Work required - Leave the images out. Give every line below again, precisely.

[Dataset items]
________________________________________

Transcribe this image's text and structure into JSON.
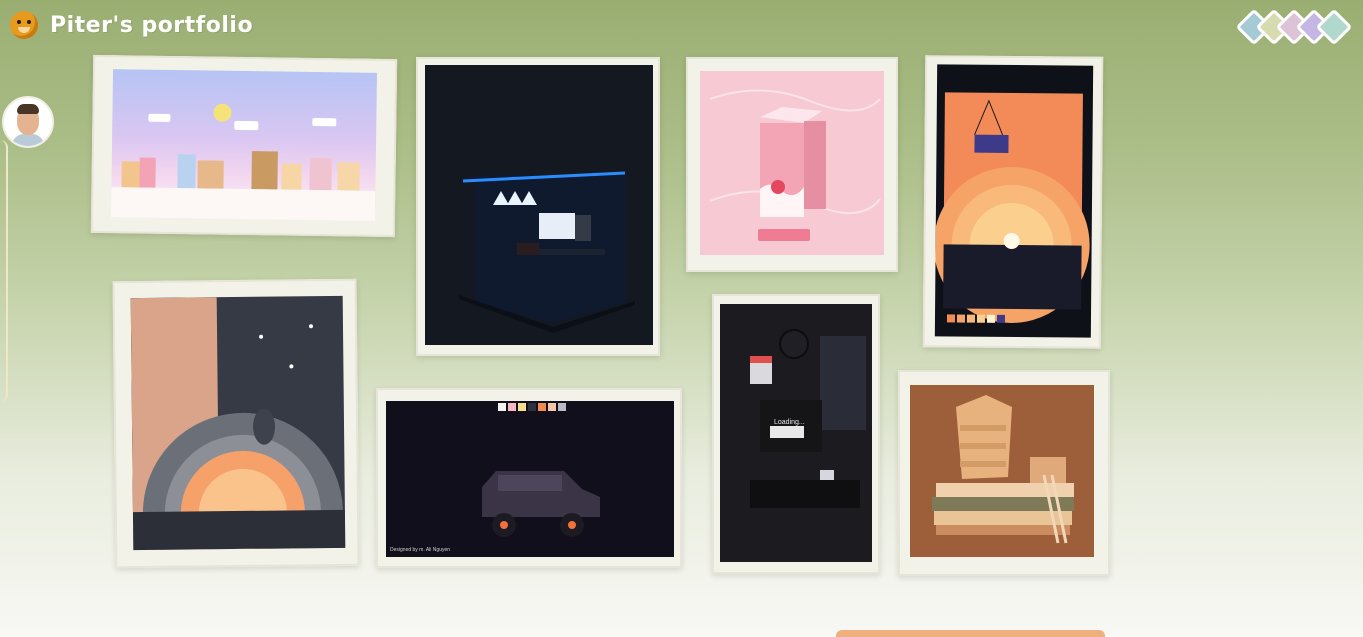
{
  "header": {
    "title": "Piter's portfolio",
    "logo_icon": "monkey-face-icon"
  },
  "menu": {
    "icon": "diamond-stack-menu-icon",
    "colors": [
      "#7fb9c9",
      "#c7d7a2",
      "#e0c3d6",
      "#c1b4e4",
      "#9fd1c6"
    ]
  },
  "profile": {
    "avatar_icon": "profile-avatar-icon"
  },
  "gallery": {
    "artworks": [
      {
        "name": "pastel-town-artwork"
      },
      {
        "name": "gaming-room-artwork"
      },
      {
        "name": "strawberry-milk-artwork"
      },
      {
        "name": "sunset-plant-artwork"
      },
      {
        "name": "night-balloon-artwork"
      },
      {
        "name": "offroad-car-artwork",
        "credit": "Designed by m. Ali Nguyen"
      },
      {
        "name": "loading-screen-artwork",
        "screen_text": "Loading..."
      },
      {
        "name": "book-shelf-artwork"
      }
    ]
  },
  "footer": {
    "bar_color": "#f0b07e"
  }
}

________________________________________

Written response -
Transcribe this image's text and structure into JSON.
{
  "header": {
    "title": "Piter's portfolio",
    "logo_icon": "monkey-face-icon"
  },
  "menu": {
    "icon": "diamond-stack-menu-icon",
    "colors": [
      "#7fb9c9",
      "#c7d7a2",
      "#e0c3d6",
      "#c1b4e4",
      "#9fd1c6"
    ]
  },
  "profile": {
    "avatar_icon": "profile-avatar-icon"
  },
  "gallery": {
    "artworks": [
      {
        "name": "pastel-town-artwork"
      },
      {
        "name": "gaming-room-artwork"
      },
      {
        "name": "strawberry-milk-artwork"
      },
      {
        "name": "sunset-plant-artwork"
      },
      {
        "name": "night-balloon-artwork"
      },
      {
        "name": "offroad-car-artwork",
        "credit": "Designed by m. Ali Nguyen"
      },
      {
        "name": "loading-screen-artwork",
        "screen_text": "Loading..."
      },
      {
        "name": "book-shelf-artwork"
      }
    ]
  },
  "footer": {
    "bar_color": "#f0b07e"
  }
}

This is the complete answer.